Domestic trafficking of children continues to be an ongoing problem in Uganda, and aid agencies are working to return victims to their homes.
The International Organization of Migration, or IOM, in partnership with Uganda Women’s Effort to Save Orphans and with Dwelling Places, said it recently returned 51 trafficked children to their extended families in the Karamoja sub-region in northern Uganda. IOM said the region is known as one of the poorest regions in the country, with extreme poverty and a population highly dependent on food aid.
Gerry Waite, spokesperson for IOM Uganda, said the rescued children - a group made up of both boys and girls - received food, shelter and assistance in Kampala. He explained what is involved in rescuing children from domestic trafficking.
“There are several stages to the return and re-integration process.

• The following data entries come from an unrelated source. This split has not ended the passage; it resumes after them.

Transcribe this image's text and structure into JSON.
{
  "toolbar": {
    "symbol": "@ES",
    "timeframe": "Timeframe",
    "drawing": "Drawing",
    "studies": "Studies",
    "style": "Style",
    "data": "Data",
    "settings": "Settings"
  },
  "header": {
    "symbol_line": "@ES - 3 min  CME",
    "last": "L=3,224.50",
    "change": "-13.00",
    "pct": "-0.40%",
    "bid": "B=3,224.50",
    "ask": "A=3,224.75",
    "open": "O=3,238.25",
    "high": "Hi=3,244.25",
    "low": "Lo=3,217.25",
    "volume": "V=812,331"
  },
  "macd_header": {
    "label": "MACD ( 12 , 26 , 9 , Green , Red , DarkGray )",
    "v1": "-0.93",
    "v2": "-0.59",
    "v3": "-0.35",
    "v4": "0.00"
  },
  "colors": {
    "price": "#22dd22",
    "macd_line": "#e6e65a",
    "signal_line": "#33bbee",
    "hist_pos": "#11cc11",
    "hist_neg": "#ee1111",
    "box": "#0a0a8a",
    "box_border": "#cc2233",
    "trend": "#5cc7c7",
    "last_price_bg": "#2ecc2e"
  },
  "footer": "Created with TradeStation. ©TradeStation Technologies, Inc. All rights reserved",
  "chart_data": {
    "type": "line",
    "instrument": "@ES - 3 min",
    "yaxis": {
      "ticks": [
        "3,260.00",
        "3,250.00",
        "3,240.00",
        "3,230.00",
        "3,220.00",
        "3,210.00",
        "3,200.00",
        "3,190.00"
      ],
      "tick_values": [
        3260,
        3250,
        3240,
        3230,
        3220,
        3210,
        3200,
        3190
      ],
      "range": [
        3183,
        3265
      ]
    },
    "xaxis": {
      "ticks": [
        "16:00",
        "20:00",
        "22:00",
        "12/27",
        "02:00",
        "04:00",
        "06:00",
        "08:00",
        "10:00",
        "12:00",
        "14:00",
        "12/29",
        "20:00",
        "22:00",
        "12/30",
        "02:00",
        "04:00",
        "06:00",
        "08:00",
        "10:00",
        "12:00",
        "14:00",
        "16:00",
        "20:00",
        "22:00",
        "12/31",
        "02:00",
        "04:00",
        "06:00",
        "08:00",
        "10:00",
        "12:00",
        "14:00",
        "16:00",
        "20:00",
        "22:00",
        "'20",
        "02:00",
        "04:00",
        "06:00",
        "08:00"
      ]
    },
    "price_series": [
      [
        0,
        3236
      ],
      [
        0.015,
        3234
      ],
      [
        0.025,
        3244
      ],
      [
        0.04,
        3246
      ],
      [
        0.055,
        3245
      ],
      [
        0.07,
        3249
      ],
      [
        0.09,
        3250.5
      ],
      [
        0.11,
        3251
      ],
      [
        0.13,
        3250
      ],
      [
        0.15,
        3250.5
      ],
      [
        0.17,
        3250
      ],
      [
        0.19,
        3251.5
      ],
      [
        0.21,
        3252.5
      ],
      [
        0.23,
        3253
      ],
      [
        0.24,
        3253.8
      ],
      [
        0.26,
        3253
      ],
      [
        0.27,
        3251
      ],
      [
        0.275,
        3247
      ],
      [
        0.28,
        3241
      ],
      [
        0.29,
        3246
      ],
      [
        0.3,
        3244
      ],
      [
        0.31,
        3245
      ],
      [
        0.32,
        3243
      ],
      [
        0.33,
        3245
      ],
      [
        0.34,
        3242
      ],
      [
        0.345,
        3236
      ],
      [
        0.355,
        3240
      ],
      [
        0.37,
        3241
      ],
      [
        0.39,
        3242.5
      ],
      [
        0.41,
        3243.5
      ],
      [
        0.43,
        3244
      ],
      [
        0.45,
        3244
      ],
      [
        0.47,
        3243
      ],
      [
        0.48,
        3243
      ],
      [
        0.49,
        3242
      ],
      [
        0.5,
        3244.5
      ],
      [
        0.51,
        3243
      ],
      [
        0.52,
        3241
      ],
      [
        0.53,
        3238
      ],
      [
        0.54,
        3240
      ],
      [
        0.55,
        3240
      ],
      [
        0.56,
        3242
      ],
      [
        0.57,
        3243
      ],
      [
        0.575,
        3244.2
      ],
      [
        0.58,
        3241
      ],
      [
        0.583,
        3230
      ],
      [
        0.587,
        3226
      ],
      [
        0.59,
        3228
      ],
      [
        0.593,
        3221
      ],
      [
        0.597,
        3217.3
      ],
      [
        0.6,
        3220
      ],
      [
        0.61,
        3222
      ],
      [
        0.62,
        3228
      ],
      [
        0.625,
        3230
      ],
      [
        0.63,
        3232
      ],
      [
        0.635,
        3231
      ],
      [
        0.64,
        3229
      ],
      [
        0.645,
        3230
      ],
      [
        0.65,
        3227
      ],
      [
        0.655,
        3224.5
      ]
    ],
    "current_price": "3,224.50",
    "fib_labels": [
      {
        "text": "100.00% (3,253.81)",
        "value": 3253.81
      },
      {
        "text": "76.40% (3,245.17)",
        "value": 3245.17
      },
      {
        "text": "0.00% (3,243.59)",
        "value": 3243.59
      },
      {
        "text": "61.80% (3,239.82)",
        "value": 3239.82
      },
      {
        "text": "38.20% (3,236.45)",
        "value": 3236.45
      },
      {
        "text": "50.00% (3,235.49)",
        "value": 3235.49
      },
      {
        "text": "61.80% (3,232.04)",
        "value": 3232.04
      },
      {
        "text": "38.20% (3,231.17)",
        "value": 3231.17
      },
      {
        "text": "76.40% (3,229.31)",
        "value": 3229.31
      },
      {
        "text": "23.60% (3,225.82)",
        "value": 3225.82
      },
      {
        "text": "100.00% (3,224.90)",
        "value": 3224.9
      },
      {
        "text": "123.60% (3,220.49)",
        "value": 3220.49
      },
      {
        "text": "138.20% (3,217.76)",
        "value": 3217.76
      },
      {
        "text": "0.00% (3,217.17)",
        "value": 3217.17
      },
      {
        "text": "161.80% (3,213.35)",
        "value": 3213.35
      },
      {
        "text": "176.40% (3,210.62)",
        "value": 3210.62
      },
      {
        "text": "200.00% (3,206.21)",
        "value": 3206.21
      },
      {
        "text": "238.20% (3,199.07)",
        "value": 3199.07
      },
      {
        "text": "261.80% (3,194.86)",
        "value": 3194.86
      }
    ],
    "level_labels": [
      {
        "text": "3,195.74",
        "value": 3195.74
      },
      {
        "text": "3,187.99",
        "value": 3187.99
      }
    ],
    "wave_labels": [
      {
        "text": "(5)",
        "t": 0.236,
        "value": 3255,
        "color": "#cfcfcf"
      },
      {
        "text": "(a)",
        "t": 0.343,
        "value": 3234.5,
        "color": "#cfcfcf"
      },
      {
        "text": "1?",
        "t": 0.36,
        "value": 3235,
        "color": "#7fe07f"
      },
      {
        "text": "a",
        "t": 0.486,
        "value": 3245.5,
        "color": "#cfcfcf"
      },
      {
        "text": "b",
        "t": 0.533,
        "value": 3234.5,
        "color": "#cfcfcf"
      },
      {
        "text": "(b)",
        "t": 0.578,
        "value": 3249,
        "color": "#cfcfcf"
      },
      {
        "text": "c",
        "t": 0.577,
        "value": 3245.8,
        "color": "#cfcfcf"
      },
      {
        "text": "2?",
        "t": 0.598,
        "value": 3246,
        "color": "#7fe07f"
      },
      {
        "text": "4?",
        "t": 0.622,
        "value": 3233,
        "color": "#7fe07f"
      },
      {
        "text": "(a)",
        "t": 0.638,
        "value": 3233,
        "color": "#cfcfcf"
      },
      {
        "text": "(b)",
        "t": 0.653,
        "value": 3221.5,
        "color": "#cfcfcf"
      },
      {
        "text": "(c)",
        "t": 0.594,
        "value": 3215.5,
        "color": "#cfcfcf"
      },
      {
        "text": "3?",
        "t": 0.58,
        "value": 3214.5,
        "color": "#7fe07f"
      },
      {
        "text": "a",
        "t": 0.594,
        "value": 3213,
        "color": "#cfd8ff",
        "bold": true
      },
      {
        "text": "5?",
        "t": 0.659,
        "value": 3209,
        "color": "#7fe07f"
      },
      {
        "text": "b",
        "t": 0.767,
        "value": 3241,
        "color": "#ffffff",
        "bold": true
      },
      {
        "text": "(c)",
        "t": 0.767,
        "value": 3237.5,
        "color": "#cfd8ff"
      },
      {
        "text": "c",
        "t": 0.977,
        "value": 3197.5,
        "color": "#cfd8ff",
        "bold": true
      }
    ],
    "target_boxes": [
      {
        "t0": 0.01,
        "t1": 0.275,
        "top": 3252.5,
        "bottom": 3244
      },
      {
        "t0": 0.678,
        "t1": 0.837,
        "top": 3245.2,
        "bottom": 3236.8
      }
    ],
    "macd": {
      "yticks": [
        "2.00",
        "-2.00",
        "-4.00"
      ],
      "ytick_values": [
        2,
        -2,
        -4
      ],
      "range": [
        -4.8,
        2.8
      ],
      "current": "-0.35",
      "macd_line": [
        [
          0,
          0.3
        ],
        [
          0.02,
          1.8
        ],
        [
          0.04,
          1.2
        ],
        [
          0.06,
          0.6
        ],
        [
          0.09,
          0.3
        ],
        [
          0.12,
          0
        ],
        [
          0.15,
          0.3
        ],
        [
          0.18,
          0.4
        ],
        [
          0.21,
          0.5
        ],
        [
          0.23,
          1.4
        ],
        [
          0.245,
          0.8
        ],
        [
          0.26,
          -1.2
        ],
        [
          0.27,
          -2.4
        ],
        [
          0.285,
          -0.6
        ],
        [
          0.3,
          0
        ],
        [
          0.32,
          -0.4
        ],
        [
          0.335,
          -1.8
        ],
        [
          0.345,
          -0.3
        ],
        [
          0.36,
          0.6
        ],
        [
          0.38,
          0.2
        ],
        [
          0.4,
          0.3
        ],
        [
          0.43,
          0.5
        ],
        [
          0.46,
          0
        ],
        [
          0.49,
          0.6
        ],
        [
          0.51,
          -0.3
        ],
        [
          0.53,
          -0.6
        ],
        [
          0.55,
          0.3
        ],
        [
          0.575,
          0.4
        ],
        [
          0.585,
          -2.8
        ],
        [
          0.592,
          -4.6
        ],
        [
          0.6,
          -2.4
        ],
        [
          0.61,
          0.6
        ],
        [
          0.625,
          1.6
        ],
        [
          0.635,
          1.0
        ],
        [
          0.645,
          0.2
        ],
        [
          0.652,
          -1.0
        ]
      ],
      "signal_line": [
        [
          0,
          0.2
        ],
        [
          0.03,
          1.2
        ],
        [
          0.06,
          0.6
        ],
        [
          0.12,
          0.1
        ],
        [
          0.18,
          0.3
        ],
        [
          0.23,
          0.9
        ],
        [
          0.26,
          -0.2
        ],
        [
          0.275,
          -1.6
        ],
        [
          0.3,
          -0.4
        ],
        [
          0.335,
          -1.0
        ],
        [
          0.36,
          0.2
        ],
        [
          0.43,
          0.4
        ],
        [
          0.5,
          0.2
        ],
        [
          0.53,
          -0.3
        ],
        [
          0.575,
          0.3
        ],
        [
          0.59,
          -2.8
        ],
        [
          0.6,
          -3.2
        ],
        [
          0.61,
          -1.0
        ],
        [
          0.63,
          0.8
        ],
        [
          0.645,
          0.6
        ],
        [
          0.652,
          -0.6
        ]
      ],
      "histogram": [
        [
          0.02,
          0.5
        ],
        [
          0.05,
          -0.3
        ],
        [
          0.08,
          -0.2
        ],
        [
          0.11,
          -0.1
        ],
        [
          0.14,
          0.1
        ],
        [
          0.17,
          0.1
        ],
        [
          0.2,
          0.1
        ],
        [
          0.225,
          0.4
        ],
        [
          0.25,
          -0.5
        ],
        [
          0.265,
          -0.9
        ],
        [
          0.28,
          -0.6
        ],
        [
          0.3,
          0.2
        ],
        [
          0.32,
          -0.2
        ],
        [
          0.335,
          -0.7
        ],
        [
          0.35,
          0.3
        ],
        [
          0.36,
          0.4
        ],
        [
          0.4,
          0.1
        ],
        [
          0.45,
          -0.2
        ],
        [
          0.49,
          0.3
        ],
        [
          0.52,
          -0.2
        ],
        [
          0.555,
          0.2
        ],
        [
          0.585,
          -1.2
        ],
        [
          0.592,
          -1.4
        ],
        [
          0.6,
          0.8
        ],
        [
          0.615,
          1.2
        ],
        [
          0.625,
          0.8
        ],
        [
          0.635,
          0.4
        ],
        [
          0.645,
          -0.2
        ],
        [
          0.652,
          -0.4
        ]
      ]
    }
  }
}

Children who leave the streets of Kampala are housed in an NGO in the city, and receive care while awaiting the return back to Karamoja region, where they are from. They go through a process of family tracing and assessing the areas that the children will return to. Then they are given assistance to move back to the north,” said Waite.
He said of the 51 children rescued on October 15, 26 are boys and 25 are girls. The youngest of the group is three and the oldest is 15. The majority are between the ages of nine and 13.
The are many cases of abuse of the trafficked children, including beatings and rape. Waite said, however, the incidence of sexual abuse with this particular group is not high.
“The general impression in working with the children is not one of great trauma that is evident from the get-go. The trauma and realization of their experience, and their response to it may take some time to come out,” said Waite.
While the external trafficking of children is receiving worldwide attention, the internal trafficking of children is also a focus.
Waite said Uganda’s government is taking an interest in internal or domestic trafficking, and is also providing resources to help try to stop it.
To listen to the entire interview with Kim Lewis and Gerry Waite, click on audio.